TASK DETAILS = The required output is every record, written out exactly.

MATERIAL PROVIDED =
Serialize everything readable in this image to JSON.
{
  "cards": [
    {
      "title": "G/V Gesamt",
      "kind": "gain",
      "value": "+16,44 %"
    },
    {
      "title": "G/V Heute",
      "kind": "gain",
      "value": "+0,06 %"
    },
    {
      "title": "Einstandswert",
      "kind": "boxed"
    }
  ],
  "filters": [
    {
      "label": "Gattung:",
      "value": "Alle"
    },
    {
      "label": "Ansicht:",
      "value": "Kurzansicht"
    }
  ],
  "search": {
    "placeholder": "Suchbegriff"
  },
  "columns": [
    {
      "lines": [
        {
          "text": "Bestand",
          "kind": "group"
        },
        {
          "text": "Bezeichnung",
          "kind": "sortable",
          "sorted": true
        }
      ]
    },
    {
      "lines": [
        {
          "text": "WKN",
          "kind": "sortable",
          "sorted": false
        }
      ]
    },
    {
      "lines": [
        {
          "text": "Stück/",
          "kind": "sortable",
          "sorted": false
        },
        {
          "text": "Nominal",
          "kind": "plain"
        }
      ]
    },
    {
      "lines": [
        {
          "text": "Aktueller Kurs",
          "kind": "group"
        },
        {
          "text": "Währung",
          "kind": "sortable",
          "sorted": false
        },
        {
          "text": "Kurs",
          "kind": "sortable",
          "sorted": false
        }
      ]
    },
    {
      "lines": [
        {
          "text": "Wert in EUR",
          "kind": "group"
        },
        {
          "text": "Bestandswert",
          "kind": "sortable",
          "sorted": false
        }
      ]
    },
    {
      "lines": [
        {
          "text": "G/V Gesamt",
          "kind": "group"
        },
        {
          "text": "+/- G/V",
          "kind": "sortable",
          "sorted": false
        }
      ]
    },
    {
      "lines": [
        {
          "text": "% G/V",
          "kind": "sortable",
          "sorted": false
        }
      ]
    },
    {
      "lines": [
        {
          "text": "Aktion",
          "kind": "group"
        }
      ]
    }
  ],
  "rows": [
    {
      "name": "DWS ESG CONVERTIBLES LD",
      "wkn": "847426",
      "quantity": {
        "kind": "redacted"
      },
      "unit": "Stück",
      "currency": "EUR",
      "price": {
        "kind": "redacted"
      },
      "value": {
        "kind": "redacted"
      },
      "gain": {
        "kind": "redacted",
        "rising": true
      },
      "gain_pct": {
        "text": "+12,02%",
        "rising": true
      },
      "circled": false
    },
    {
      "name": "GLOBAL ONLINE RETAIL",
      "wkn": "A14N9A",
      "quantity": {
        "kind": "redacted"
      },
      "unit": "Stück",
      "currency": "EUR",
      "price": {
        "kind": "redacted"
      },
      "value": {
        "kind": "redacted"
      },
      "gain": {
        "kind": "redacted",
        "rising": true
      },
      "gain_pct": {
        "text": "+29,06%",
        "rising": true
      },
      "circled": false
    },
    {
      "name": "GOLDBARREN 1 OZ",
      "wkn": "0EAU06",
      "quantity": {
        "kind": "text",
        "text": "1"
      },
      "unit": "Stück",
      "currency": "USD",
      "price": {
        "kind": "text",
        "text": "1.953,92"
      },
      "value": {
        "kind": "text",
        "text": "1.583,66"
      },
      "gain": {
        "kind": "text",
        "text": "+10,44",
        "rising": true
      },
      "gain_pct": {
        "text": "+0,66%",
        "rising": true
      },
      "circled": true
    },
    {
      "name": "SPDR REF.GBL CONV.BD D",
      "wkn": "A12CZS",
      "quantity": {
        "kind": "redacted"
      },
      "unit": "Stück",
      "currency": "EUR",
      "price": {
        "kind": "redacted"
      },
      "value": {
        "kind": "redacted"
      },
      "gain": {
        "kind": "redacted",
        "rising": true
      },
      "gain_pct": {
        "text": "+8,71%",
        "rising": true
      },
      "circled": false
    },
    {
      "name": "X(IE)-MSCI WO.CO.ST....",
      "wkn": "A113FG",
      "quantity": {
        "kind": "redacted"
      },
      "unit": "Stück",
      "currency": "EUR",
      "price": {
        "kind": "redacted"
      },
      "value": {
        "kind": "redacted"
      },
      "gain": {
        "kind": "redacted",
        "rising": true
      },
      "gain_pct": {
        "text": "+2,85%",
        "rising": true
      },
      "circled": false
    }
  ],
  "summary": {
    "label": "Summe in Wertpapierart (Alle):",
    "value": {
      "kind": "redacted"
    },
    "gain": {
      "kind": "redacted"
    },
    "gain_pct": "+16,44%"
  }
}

RESPONSE TO THIS TASK =
Serialize everything readable in this image to JSON.
{
  "cards": [
    {
      "title": "G/V Gesamt",
      "kind": "gain",
      "value": "+16,44 %"
    },
    {
      "title": "G/V Heute",
      "kind": "gain",
      "value": "+0,06 %"
    },
    {
      "title": "Einstandswert",
      "kind": "boxed"
    }
  ],
  "filters": [
    {
      "label": "Gattung:",
      "value": "Alle"
    },
    {
      "label": "Ansicht:",
      "value": "Kurzansicht"
    }
  ],
  "search": {
    "placeholder": "Suchbegriff"
  },
  "columns": [
    {
      "lines": [
        {
          "text": "Bestand",
          "kind": "group"
        },
        {
          "text": "Bezeichnung",
          "kind": "sortable",
          "sorted": true
        }
      ]
    },
    {
      "lines": [
        {
          "text": "WKN",
          "kind": "sortable",
          "sorted": false
        }
      ]
    },
    {
      "lines": [
        {
          "text": "Stück/",
          "kind": "sortable",
          "sorted": false
        },
        {
          "text": "Nominal",
          "kind": "plain"
        }
      ]
    },
    {
      "lines": [
        {
          "text": "Aktueller Kurs",
          "kind": "group"
        },
        {
          "text": "Währung",
          "kind": "sortable",
          "sorted": false
        },
        {
          "text": "Kurs",
          "kind": "sortable",
          "sorted": false
        }
      ]
    },
    {
      "lines": [
        {
          "text": "Wert in EUR",
          "kind": "group"
        },
        {
          "text": "Bestandswert",
          "kind": "sortable",
          "sorted": false
        }
      ]
    },
    {
      "lines": [
        {
          "text": "G/V Gesamt",
          "kind": "group"
        },
        {
          "text": "+/- G/V",
          "kind": "sortable",
          "sorted": false
        }
      ]
    },
    {
      "lines": [
        {
          "text": "% G/V",
          "kind": "sortable",
          "sorted": false
        }
      ]
    },
    {
      "lines": [
        {
          "text": "Aktion",
          "kind": "group"
        }
      ]
    }
  ],
  "rows": [
    {
      "name": "DWS ESG CONVERTIBLES LD",
      "wkn": "847426",
      "quantity": {
        "kind": "redacted"
      },
      "unit": "Stück",
      "currency": "EUR",
      "price": {
        "kind": "redacted"
      },
      "value": {
        "kind": "redacted"
      },
      "gain": {
        "kind": "redacted",
        "rising": true
      },
      "gain_pct": {
        "text": "+12,02%",
        "rising": true
      },
      "circled": false
    },
    {
      "name": "GLOBAL ONLINE RETAIL",
      "wkn": "A14N9A",
      "quantity": {
        "kind": "redacted"
      },
      "unit": "Stück",
      "currency": "EUR",
      "price": {
        "kind": "redacted"
      },
      "value": {
        "kind": "redacted"
      },
      "gain": {
        "kind": "redacted",
        "rising": true
      },
      "gain_pct": {
        "text": "+29,06%",
        "rising": true
      },
      "circled": false
    },
    {
      "name": "GOLDBARREN 1 OZ",
      "wkn": "0EAU06",
      "quantity": {
        "kind": "text",
        "text": "1"
      },
      "unit": "Stück",
      "currency": "USD",
      "price": {
        "kind": "text",
        "text": "1.953,92"
      },
      "value": {
        "kind": "text",
        "text": "1.583,66"
      },
      "gain": {
        "kind": "text",
        "text": "+10,44",
        "rising": true
      },
      "gain_pct": {
        "text": "+0,66%",
        "rising": true
      },
      "circled": true
    },
    {
      "name": "SPDR REF.GBL CONV.BD D",
      "wkn": "A12CZS",
      "quantity": {
        "kind": "redacted"
      },
      "unit": "Stück",
      "currency": "EUR",
      "price": {
        "kind": "redacted"
      },
      "value": {
        "kind": "redacted"
      },
      "gain": {
        "kind": "redacted",
        "rising": true
      },
      "gain_pct": {
        "text": "+8,71%",
        "rising": true
      },
      "circled": false
    },
    {
      "name": "X(IE)-MSCI WO.CO.ST....",
      "wkn": "A113FG",
      "quantity": {
        "kind": "redacted"
      },
      "unit": "Stück",
      "currency": "EUR",
      "price": {
        "kind": "redacted"
      },
      "value": {
        "kind": "redacted"
      },
      "gain": {
        "kind": "redacted",
        "rising": true
      },
      "gain_pct": {
        "text": "+2,85%",
        "rising": true
      },
      "circled": false
    }
  ],
  "summary": {
    "label": "Summe in Wertpapierart (Alle):",
    "value": {
      "kind": "redacted"
    },
    "gain": {
      "kind": "redacted"
    },
    "gain_pct": "+16,44%"
  }
}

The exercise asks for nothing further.